This study explored the self-regulation of recreational video game playing by college age video game players of varying expertise levels. A sequential explanatory mixed methods research design (QUAN→qual) was used. In the quantitative phase of the study, participants were asked to complete the "Video Game Playing Survey" (VGPS) comprised of three sections: a) General Information, which addressed general video gaming habits and expertise levels; b) How You Play Your Video Games, which used the Playing My Video Game Scale (PMyVGS) to measure self-regulation in video game playing; and c) About Yourself, which collected demographic information of the participant. To classify participants into expertise levels, hierarchical and then k-means cluster analyses were applied to five items in the General Information section of the VGPS. Three expertise levels were detected: expert, moderately expert and non-expert. Since exploratory factor analysis revealed that PMyVGS was a one-dimensional scale, overall PMyVGS scores were analyzed via one way analysis of variance to compare self-regulation of video game players in the expertise groups. Analyses showed that expert video game players used self-regulation processes more than the moderately expert and the non-experts. Likewise the moderately expert players applied the processes more than the non-experts. To follow up quantitative findings, semi-structured interviews were conducted with selected participants at each of the expertise levels. Qualitative analyses revealed five themes which included 1) characteristics of expert video gamers, 2) conditions to play a video game, 3) figuring out a game, 4) how gamers act and,5) game context. First theme reflected participants' descriptions about characteristics of expert video game players. Second theme explained places, times and devices that participants played most often. Third theme reflected how video game players attempted to figure out game rules and context, monitor and control their play and use prior experiences. Fourth theme involved statements about video game players' goals, tactics, the way they seek help, and adapt their play for the next game play. Last theme referred to how a game environment supports game player's monitoring processes, whether video game players shared their gaming experiences with others and whether they use similar strategies for both learning and game playing. Together, the quantitative and qualitative findings indicated that playing a video game is a highly self-regulated activity and that becoming an expert video gamer, in fact, mobilizes multiple sets of skills and processes including self-regulation. These findings are promising for educators who desire to encourage self-regulation, because they may indicate that is possible to support their students via recreational video games by recognizing that their play includes processes of self-regulation.^
Education, Educational Psychology|Mass Communications|Education, Technology of

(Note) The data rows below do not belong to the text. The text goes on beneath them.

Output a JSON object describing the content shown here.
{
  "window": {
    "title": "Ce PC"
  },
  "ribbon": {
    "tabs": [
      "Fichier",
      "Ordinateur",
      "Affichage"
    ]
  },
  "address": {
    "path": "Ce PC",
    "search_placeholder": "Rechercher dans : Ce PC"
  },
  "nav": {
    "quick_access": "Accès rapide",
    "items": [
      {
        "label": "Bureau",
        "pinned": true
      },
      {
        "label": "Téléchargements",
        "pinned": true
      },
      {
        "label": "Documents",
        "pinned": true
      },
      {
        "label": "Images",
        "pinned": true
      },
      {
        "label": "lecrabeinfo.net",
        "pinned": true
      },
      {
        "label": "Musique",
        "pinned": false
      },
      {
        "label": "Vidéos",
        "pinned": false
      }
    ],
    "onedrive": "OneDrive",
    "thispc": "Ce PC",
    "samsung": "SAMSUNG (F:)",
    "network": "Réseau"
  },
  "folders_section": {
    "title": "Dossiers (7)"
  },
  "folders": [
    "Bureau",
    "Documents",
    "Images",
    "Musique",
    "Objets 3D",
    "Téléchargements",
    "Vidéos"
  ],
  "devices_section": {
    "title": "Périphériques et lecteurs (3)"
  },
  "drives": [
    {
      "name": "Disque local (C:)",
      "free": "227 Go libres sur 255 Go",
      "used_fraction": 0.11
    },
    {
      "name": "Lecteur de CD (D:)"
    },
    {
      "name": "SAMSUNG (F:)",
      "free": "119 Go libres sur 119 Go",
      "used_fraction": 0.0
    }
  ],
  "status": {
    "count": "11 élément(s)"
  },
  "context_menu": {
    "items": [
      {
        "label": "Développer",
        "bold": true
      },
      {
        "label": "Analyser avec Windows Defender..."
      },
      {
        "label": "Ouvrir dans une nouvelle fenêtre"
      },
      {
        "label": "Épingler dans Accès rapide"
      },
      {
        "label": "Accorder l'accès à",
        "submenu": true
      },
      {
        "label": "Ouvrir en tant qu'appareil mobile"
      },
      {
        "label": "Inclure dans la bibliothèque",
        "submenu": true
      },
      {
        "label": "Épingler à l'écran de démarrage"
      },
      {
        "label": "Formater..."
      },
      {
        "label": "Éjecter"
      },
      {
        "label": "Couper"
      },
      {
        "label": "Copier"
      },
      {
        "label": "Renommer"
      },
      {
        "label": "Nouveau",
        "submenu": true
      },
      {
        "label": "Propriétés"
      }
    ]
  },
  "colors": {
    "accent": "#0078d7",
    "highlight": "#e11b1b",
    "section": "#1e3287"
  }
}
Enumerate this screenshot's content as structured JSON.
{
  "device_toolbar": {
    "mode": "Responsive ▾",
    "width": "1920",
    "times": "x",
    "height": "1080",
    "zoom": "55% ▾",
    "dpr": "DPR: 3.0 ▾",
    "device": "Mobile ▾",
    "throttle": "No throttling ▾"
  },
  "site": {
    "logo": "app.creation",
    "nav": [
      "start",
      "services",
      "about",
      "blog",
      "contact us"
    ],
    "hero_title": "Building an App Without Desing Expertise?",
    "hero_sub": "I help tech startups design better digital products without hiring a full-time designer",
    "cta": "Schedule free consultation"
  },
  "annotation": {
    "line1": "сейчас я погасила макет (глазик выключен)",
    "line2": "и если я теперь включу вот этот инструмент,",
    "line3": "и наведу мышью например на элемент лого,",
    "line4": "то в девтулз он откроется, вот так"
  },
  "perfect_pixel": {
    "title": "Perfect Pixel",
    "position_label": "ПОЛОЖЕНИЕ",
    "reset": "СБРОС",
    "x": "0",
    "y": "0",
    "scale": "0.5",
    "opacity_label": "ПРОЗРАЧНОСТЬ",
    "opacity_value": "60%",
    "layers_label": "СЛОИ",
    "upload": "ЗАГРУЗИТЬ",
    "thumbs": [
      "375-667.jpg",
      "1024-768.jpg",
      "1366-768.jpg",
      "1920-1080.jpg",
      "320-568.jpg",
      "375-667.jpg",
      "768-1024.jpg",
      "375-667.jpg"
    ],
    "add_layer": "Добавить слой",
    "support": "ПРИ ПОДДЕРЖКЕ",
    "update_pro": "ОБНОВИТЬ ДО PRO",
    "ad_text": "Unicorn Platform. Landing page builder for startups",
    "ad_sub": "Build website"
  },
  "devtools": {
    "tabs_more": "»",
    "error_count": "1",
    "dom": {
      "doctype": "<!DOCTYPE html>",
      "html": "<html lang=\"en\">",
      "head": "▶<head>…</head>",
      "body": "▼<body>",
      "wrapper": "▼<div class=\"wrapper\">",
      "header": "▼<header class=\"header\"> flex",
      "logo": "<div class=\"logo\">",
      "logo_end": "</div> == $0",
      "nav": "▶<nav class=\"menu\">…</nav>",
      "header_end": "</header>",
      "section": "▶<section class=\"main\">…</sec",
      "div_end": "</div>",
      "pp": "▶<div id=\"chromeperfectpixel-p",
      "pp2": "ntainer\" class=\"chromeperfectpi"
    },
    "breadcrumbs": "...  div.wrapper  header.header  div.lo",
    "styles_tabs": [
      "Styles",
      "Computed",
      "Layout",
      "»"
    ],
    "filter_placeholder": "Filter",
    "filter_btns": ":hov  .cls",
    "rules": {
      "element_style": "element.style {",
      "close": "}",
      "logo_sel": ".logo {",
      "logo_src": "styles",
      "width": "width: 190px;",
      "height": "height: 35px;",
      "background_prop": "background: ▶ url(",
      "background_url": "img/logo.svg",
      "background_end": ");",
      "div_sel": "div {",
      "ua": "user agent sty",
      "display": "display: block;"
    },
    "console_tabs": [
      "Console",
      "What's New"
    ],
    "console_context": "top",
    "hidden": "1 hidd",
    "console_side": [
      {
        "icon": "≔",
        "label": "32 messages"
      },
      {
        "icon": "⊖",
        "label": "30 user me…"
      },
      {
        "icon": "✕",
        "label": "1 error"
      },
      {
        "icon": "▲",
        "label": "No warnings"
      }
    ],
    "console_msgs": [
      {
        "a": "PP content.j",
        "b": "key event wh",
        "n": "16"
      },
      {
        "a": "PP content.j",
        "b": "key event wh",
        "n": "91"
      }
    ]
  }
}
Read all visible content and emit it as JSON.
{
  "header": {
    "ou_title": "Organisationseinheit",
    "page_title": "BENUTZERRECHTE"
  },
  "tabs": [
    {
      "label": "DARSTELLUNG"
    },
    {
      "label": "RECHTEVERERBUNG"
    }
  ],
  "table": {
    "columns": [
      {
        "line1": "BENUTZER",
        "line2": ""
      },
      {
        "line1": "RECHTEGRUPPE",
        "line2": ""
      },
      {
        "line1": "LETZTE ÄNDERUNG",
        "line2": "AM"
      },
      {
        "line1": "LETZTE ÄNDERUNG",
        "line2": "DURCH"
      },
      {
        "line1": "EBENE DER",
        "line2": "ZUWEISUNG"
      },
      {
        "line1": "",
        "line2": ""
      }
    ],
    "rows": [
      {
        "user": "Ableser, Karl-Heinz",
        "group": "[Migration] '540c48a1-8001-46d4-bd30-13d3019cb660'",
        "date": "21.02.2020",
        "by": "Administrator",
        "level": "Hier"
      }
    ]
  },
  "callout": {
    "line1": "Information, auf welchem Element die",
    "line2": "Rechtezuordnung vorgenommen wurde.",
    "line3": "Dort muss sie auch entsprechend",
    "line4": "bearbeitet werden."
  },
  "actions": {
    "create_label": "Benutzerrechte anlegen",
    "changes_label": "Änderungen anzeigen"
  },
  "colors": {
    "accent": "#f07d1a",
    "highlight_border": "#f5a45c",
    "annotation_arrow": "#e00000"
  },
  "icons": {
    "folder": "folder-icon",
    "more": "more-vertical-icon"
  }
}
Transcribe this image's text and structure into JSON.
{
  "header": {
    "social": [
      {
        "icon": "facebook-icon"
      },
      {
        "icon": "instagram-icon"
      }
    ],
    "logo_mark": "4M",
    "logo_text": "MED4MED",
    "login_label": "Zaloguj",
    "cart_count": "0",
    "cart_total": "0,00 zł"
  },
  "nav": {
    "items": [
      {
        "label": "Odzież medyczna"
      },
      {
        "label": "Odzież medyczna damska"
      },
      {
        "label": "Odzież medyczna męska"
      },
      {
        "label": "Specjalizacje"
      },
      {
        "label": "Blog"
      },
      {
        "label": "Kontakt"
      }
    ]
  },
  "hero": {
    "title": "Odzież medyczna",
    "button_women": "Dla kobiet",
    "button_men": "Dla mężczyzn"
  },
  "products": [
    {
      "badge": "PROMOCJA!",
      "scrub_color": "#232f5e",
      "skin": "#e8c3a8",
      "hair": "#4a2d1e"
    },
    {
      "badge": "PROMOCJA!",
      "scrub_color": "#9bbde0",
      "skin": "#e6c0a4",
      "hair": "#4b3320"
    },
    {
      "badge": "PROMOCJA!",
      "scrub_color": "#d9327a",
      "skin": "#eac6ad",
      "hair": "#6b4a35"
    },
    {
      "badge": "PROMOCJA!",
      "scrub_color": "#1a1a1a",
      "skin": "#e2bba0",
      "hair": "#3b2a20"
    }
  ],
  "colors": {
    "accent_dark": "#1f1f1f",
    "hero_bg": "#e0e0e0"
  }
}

Yilmaz Soylu, Meryem, "Exploring self-regulation of more and less expert college-age video game players: A sequential explanatory design" (2014). ETD collection for University of Nebraska - Lincoln. AAI3615276.